Tackle maths anxiety by CBT and offer maths tuition focused at NQF level 4 before entrenched maths avoidance strategies have been developed. May be too late, but at least GCSE maths will have been attained and so mathematics should not be such a remote memory two years on.
Lyons and Beilock: “Individual differences in how math- anxious individuals recruit cognitive control resources prior to doing math and motivational resources during math performance predict the extent of their math deﬁcits. This work suggests that educational interventions emphasizing control of negative emo- tional responses to math stimuli (rather than merely additional math training) will be most effective in revealing a population of mathematically competent individuals, who might otherwise go undiscovered.” “To our knowledge, this work serves as the ﬁrst evidence from cognitive neuroscience in support of the idea that education interven- tions which emphasize the control of negative emotional responses to math stimuli may reveal a population of potentially numerically competent individuals.” Longitudinal study using Short Math Anxiety Rating Scale (Alexander and Martray 1989). Why a MOOC?
Alt numeracy in law presentation
Why Maths Matters in Legal Education.
Louise Taylor, Nottingham Trent University
What is numerical literacy and why is it
missing in legal learning and practice?
• “...an individual’s capacity to identify and understand the role that
mathematics plays in the world, to make well-founded judgements
and to use and engage with mathematics in ways that meet the
needs of that individual’s life as a constructive, concerned and
• Lack of numeracy skills.
• Maths anxiety.
• Maths avoidance.
Lack of numeracy skills learning and
teaching on the LLB.
• Numerical literacy at admission:
–2012/13 NLS cohort = 284 students; 69 with no data; 34
with a maths qualification beyond GCSE.

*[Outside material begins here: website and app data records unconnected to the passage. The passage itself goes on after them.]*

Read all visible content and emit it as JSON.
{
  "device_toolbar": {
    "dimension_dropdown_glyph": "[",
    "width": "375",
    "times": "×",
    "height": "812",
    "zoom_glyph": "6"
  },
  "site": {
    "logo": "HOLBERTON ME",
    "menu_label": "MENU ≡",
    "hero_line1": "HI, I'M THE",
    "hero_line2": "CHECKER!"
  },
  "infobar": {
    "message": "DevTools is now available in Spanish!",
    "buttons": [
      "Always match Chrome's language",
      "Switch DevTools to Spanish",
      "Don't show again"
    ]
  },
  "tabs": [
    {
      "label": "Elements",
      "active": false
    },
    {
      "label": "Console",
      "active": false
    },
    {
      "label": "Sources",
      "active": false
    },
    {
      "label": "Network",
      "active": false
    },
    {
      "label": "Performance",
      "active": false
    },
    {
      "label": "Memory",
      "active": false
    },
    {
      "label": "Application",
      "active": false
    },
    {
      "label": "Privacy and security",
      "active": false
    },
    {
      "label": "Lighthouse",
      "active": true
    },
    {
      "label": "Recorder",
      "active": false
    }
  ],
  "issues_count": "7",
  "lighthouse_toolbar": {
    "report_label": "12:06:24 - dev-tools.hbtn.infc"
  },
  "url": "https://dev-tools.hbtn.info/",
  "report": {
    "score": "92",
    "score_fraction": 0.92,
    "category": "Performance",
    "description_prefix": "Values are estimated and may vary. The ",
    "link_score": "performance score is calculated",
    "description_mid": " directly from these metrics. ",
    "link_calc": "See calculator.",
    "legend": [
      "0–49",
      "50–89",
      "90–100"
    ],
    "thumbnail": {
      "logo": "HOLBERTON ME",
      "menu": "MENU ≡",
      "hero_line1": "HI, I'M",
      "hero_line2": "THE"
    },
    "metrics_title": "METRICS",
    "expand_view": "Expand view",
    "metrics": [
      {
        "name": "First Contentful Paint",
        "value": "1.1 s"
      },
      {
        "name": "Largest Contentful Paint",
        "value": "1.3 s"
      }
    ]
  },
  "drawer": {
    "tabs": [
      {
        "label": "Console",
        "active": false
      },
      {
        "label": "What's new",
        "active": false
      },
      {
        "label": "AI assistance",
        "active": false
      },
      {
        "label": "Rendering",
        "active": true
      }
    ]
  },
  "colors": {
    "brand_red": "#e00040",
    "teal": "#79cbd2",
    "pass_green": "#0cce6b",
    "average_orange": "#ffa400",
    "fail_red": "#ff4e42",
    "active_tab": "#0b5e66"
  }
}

• QAA numeracy requirement for QLD – only nominally met.
• Pervasive culture of maths anxiety and avoidance within
undergraduate legal education prevents continuing numerical
•“Mathematics anxiety is characterized by feelings of tension,

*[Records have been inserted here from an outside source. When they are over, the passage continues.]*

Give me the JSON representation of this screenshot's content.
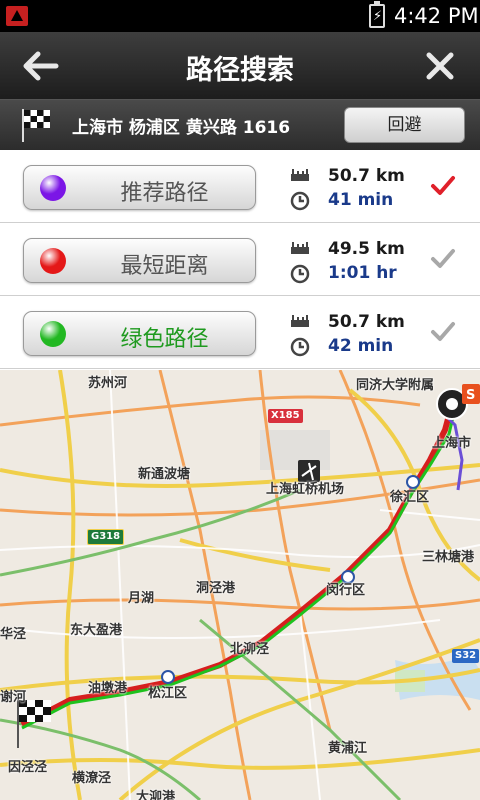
{
  "status_bar": {
    "time": "4:42 PM"
  },
  "header": {
    "title": "路径搜索"
  },
  "destination": {
    "address": "上海市 杨浦区 黄兴路 1616",
    "avoid_label": "回避"
  },
  "routes": [
    {
      "label": "推荐路径",
      "distance": "50.7 km",
      "duration": "41 min",
      "dot_color": "#7b16e6",
      "label_color": "#555555",
      "selected": true,
      "check_color": "#e0202a"
    },
    {
      "label": "最短距离",
      "distance": "49.5 km",
      "duration": "1:01 hr",
      "dot_color": "#e41818",
      "label_color": "#555555",
      "selected": false,
      "check_color": "#a8a8a8"
    },
    {
      "label": "绿色路径",
      "distance": "50.7 km",
      "duration": "42 min",
      "dot_color": "#22b822",
      "label_color": "#1f9a1f",
      "selected": false,
      "check_color": "#a8a8a8"
    }
  ],
  "map": {
    "labels": {
      "suzhou_river": "苏州河",
      "tongji": "同济大学附属",
      "shanghai": "上海市",
      "xintong": "新通波塘",
      "hongqiao": "上海虹桥机场",
      "xuhui": "徐汇区",
      "sanlin": "三林塘港",
      "dongjing": "洞泾港",
      "yuehu": "月湖",
      "minhang": "闵行区",
      "huajing": "华泾",
      "dongdayingang": "东大盈港",
      "beishen": "北泖泾",
      "youdungang": "油墩港",
      "songjiang": "松江区",
      "xiehe": "谢河",
      "huangpu": "黄浦江",
      "yinjing": "因泾泾",
      "gangjinggang": "横潦泾",
      "dazhen": "大泖港"
    },
    "shields": {
      "x185": "X185",
      "g318": "G318",
      "s32": "S32"
    }
  }
}
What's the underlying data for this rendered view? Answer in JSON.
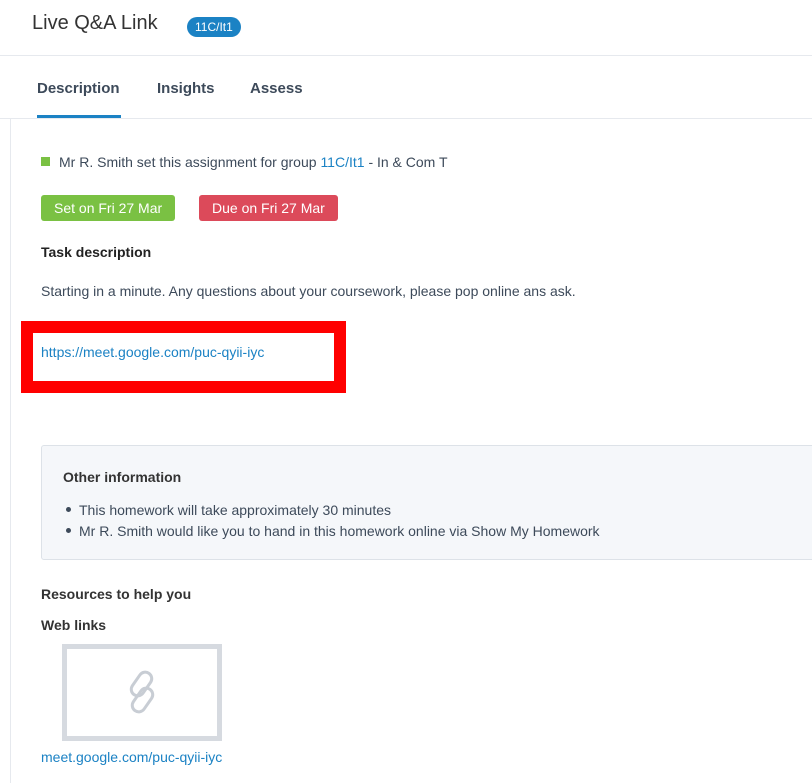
{
  "header": {
    "title": "Live Q&A Link",
    "group_badge": "11C/It1"
  },
  "tabs": [
    {
      "label": "Description",
      "active": true
    },
    {
      "label": "Insights",
      "active": false
    },
    {
      "label": "Assess",
      "active": false
    }
  ],
  "assignment": {
    "set_by_prefix": "Mr R. Smith set this assignment for group",
    "group_link": "11C/It1",
    "set_by_suffix": "- In & Com T",
    "set_date": "Set on Fri 27 Mar",
    "due_date": "Due on Fri 27 Mar"
  },
  "task": {
    "heading": "Task description",
    "text": "Starting in a minute. Any questions about your coursework, please pop online ans ask.",
    "link": "https://meet.google.com/puc-qyii-iyc"
  },
  "other_info": {
    "heading": "Other information",
    "items": [
      "This homework will take approximately 30 minutes",
      "Mr R. Smith would like you to hand in this homework online via Show My Homework"
    ]
  },
  "resources": {
    "heading": "Resources to help you",
    "weblinks_heading": "Web links",
    "weblink_label": "meet.google.com/puc-qyii-iyc",
    "weblink_icon": "link-icon"
  },
  "colors": {
    "accent": "#1b82c4",
    "set_green": "#7ac143",
    "due_red": "#dc4a5a",
    "highlight": "#ff0000"
  }
}
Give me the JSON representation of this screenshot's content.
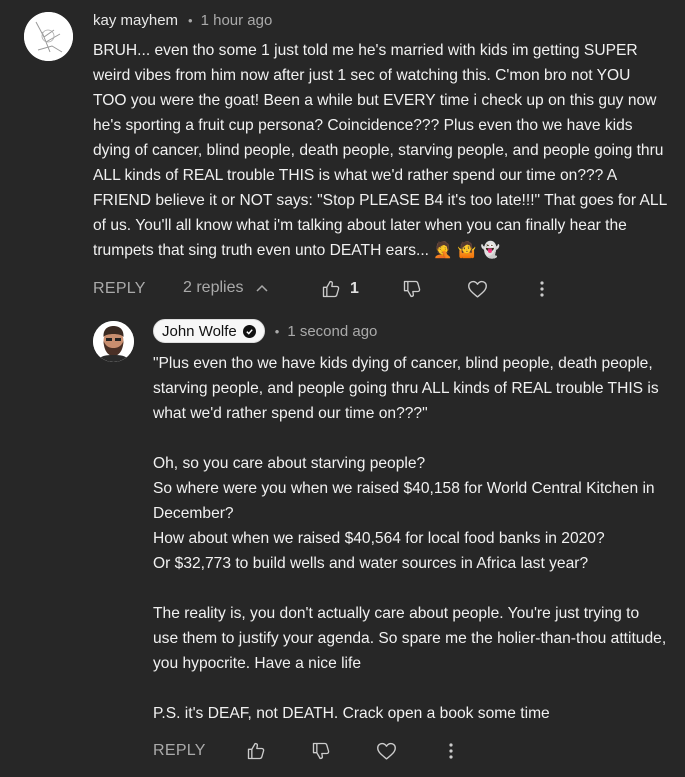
{
  "comment": {
    "author": "kay mayhem",
    "separator": "•",
    "time": "1 hour ago",
    "text": "BRUH... even tho some 1 just told me he's married with kids im getting SUPER\nweird vibes from him now after just 1 sec of watching this. C'mon bro not YOU\nTOO you were the goat! Been a while but EVERY time i check up on this guy now\nhe's sporting a fruit cup persona? Coincidence??? Plus even tho we have kids\ndying of cancer, blind people, death people, starving people, and people going thru\nALL kinds of REAL trouble THIS is what we'd rather spend our time on??? A\nFRIEND believe it or NOT says: \"Stop PLEASE B4 it's too late!!!\" That goes for ALL\nof us. You'll all know what i'm talking about later when you can finally hear the\ntrumpets that sing truth even unto DEATH ears... 🤦 🤷 👻",
    "reply_label": "REPLY",
    "replies_label": "2 replies",
    "like_count": "1",
    "icons": [
      "thumbs-up-icon",
      "thumbs-down-icon",
      "heart-icon",
      "more-vert-icon",
      "chevron-up-icon"
    ]
  },
  "reply": {
    "author": "John Wolfe",
    "separator": "•",
    "time": "1 second ago",
    "text": "\"Plus even tho we have kids dying of cancer, blind people, death people,\nstarving people, and people going thru ALL kinds of REAL trouble THIS is\nwhat we'd rather spend our time on???\"\n\nOh, so you care about starving people?\nSo where were you when we raised $40,158 for World Central Kitchen in\nDecember?\nHow about when we raised $40,564 for local food banks in 2020?\nOr $32,773 to build wells and water sources in Africa last year?\n\nThe reality is, you don't actually care about people. You're just trying to\nuse them to justify your agenda. So spare me the holier-than-thou attitude,\nyou hypocrite. Have a nice life\n\nP.S. it's DEAF, not DEATH. Crack open a book some time",
    "reply_label": "REPLY",
    "icons": [
      "verified-check-icon",
      "thumbs-up-icon",
      "thumbs-down-icon",
      "heart-icon",
      "more-vert-icon"
    ]
  },
  "colors": {
    "background": "#272727",
    "text": "#f1f1f1",
    "muted": "#aaaaaa"
  }
}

apprehension, and fear about performing math and is
associated with delayed acquisition of core math and
number concepts and poor math competence.”

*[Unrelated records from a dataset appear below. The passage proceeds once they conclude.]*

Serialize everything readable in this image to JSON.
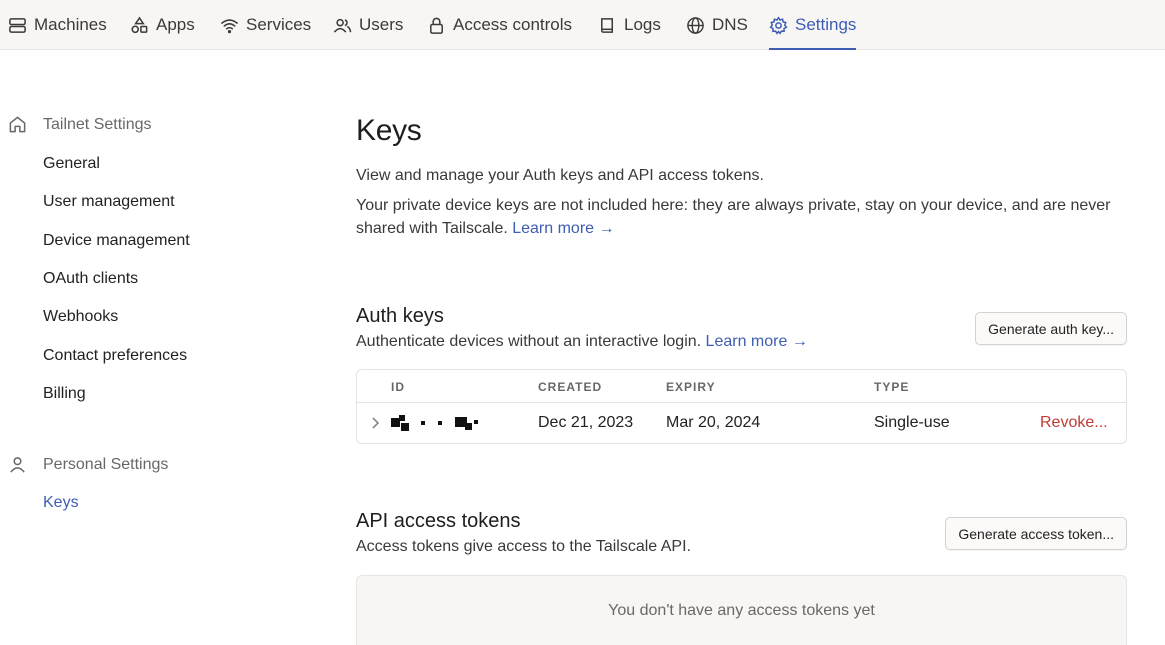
{
  "nav": {
    "items": [
      {
        "label": "Machines",
        "icon": "machines-icon"
      },
      {
        "label": "Apps",
        "icon": "apps-icon"
      },
      {
        "label": "Services",
        "icon": "wifi-icon"
      },
      {
        "label": "Users",
        "icon": "users-icon"
      },
      {
        "label": "Access controls",
        "icon": "lock-icon"
      },
      {
        "label": "Logs",
        "icon": "book-icon"
      },
      {
        "label": "DNS",
        "icon": "globe-icon"
      },
      {
        "label": "Settings",
        "icon": "gear-icon"
      }
    ],
    "active": "Settings",
    "accent": "#3e5db3"
  },
  "sidebar": {
    "tailnet_title": "Tailnet Settings",
    "tailnet_links": [
      "General",
      "User management",
      "Device management",
      "OAuth clients",
      "Webhooks",
      "Contact preferences",
      "Billing"
    ],
    "personal_title": "Personal Settings",
    "personal_links": [
      "Keys"
    ]
  },
  "page": {
    "title": "Keys",
    "intro1": "View and manage your Auth keys and API access tokens.",
    "intro2": "Your private device keys are not included here: they are always private, stay on your device, and are never shared with Tailscale.",
    "learn_more": "Learn more →"
  },
  "auth_keys": {
    "title": "Auth keys",
    "subtitle": "Authenticate devices without an interactive login.",
    "learn_more": "Learn more →",
    "button": "Generate auth key...",
    "columns": [
      "ID",
      "CREATED",
      "EXPIRY",
      "TYPE"
    ],
    "rows": [
      {
        "created": "Dec 21, 2023",
        "expiry": "Mar 20, 2024",
        "type": "Single-use",
        "action": "Revoke..."
      }
    ]
  },
  "api_tokens": {
    "title": "API access tokens",
    "subtitle": "Access tokens give access to the Tailscale API.",
    "button": "Generate access token...",
    "empty": "You don't have any access tokens yet"
  },
  "colors": {
    "danger": "#c13a33",
    "nav_bg": "#f7f6f5"
  }
}
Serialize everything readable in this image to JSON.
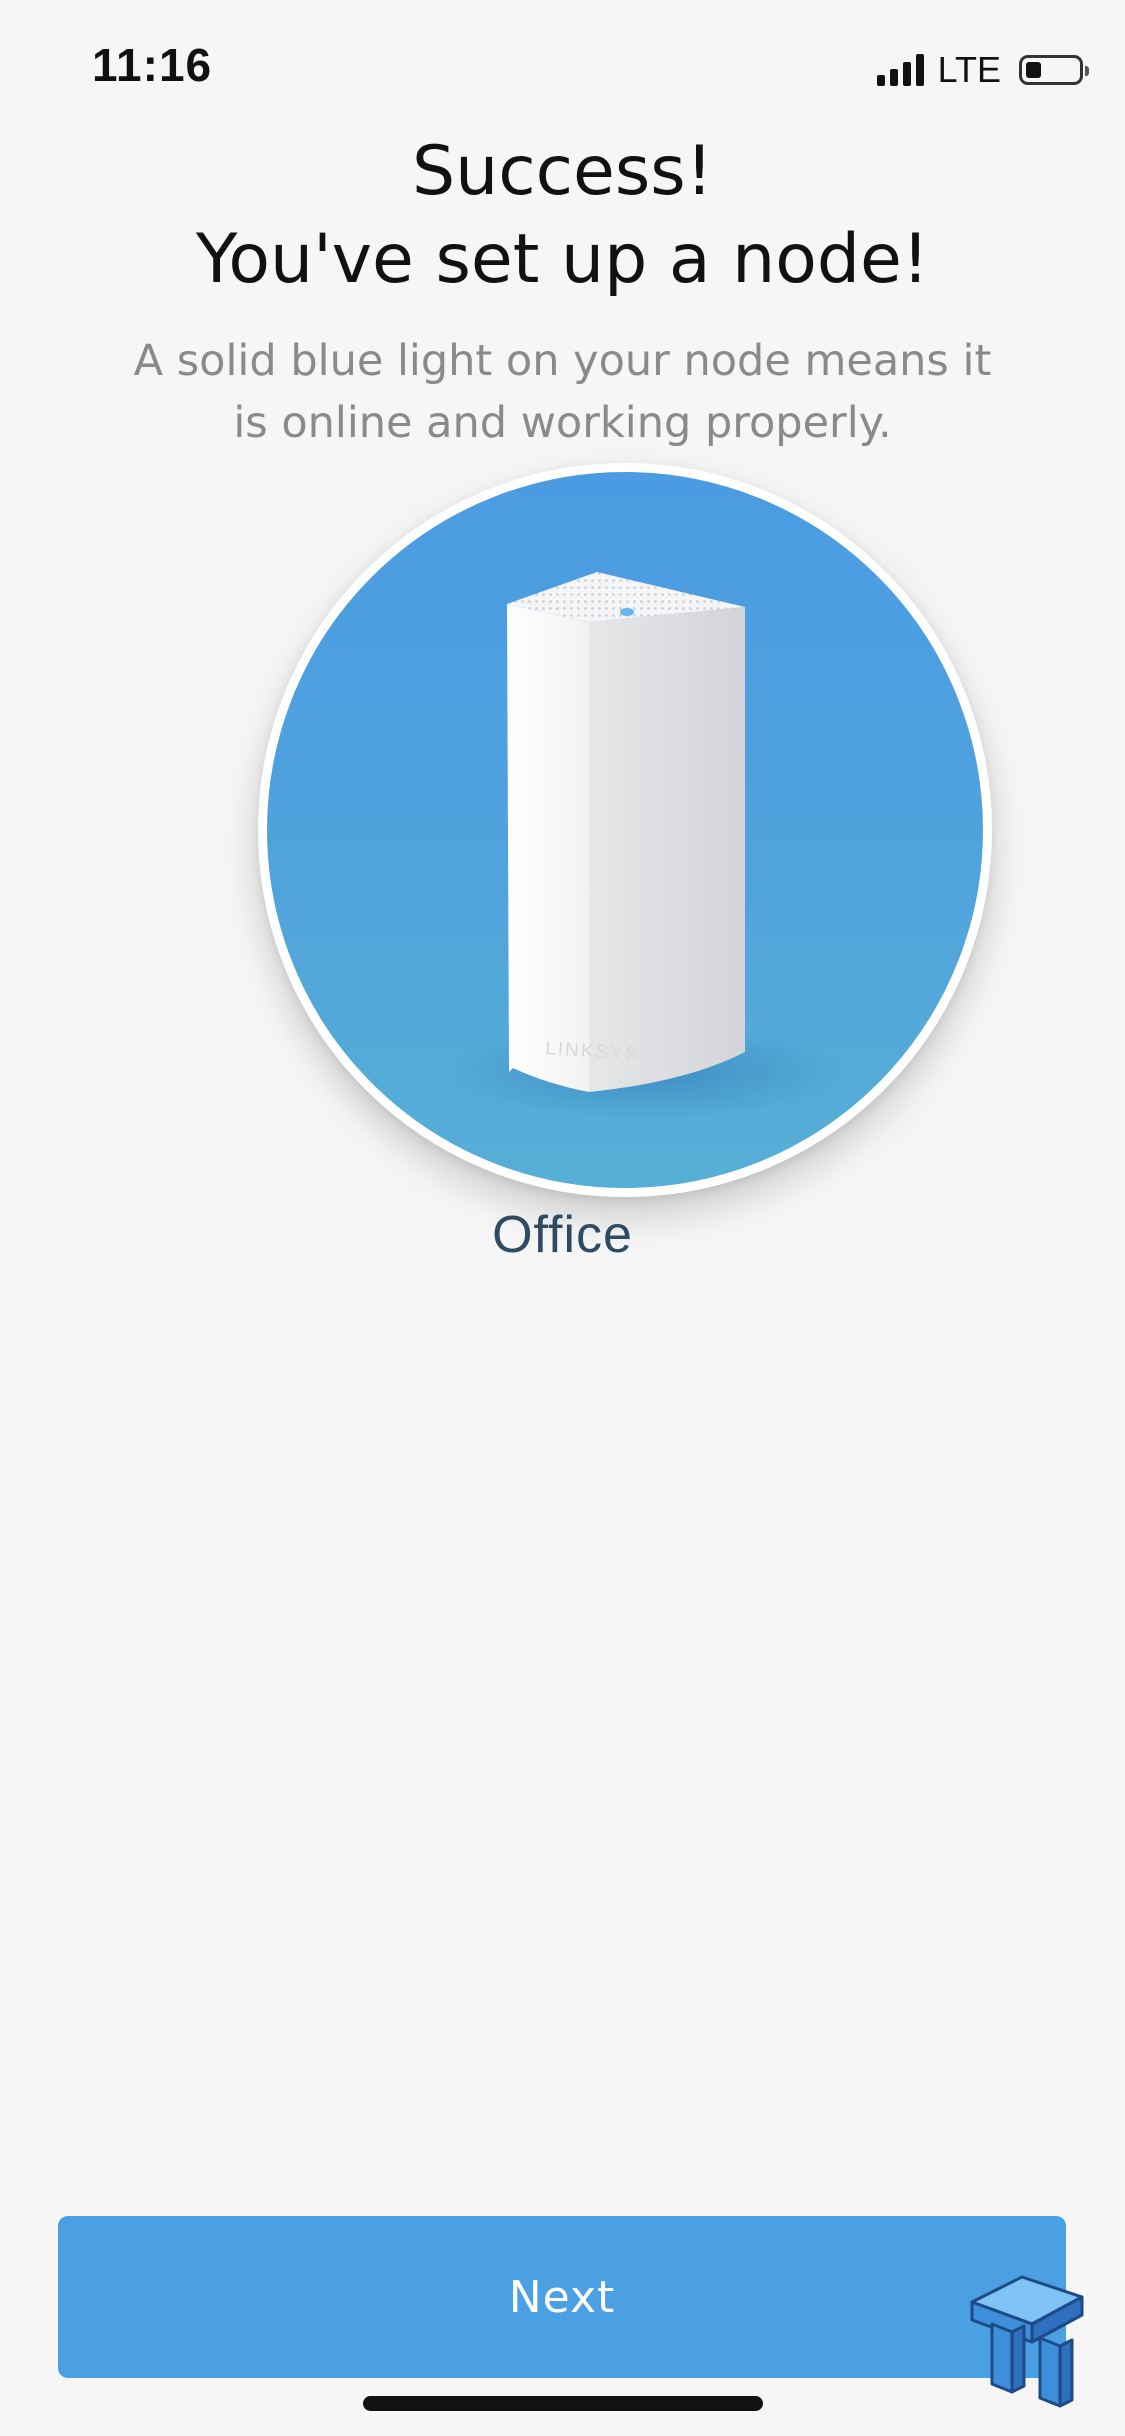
{
  "status_bar": {
    "time": "11:16",
    "network": "LTE",
    "battery_level": 0.3
  },
  "header": {
    "title_line1": "Success!",
    "title_line2": "You've set up a node!",
    "description": "A solid blue light on your node means it is online and working properly."
  },
  "node": {
    "name": "Office",
    "brand_mark": "LINKSYS",
    "icon": "mesh-node-icon"
  },
  "actions": {
    "next_label": "Next"
  },
  "colors": {
    "accent": "#4aa0e3",
    "circle_top": "#4b9be3",
    "circle_bottom": "#56afd6",
    "node_label": "#2f4a63",
    "description": "#8a8a8a",
    "background": "#f6f6f6"
  }
}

Richardson and Suinn, 1972.
• “I know for me, I’m a lawyer because I was bad at science
and math. All lawyers in the room, you know it’s true. We
can’t add and subtract, so we argue.”
Michelle Obama, 2011.
Impact on legal practice.
• LETR identified commercial awareness (incorporating
numeracy) as an area of deficiency in legal professional
knowledge. LETR 2013: 2.74-5.
• Impact on legal reasoning:
– “Too often our discomfort with numbers means that we fail to
challenge, or even recognize, the subjective assessments made in
the compilation and presentation of numerical information.”
– “…substantive legal analysis can vary significantly with the
numeracy of legal decision makers.”
Rowell and Bregant 2013.
• To improve numerical literacy in law.
• To tackle maths anxiety.
• To challenge maths avoidance strategies.
• To spark a cultural revolution within the student cohort, the
academy and the profession.
• To avoid detracting from the substantive undergraduate law
The solution? MOOCing the way
to numerical literacy in law:
• 6 week MOOC (Massive Open Online Course) aimed at NQF level 4
• Incorporating maths tuition and cognitive behavioural therapy
within an online virtual legal environment.
• Retained as an open-access online resource.
• Available for adoption and adaptation for use by other law schools
and within other disciplines.
• With potential for development as a resource aimed at legal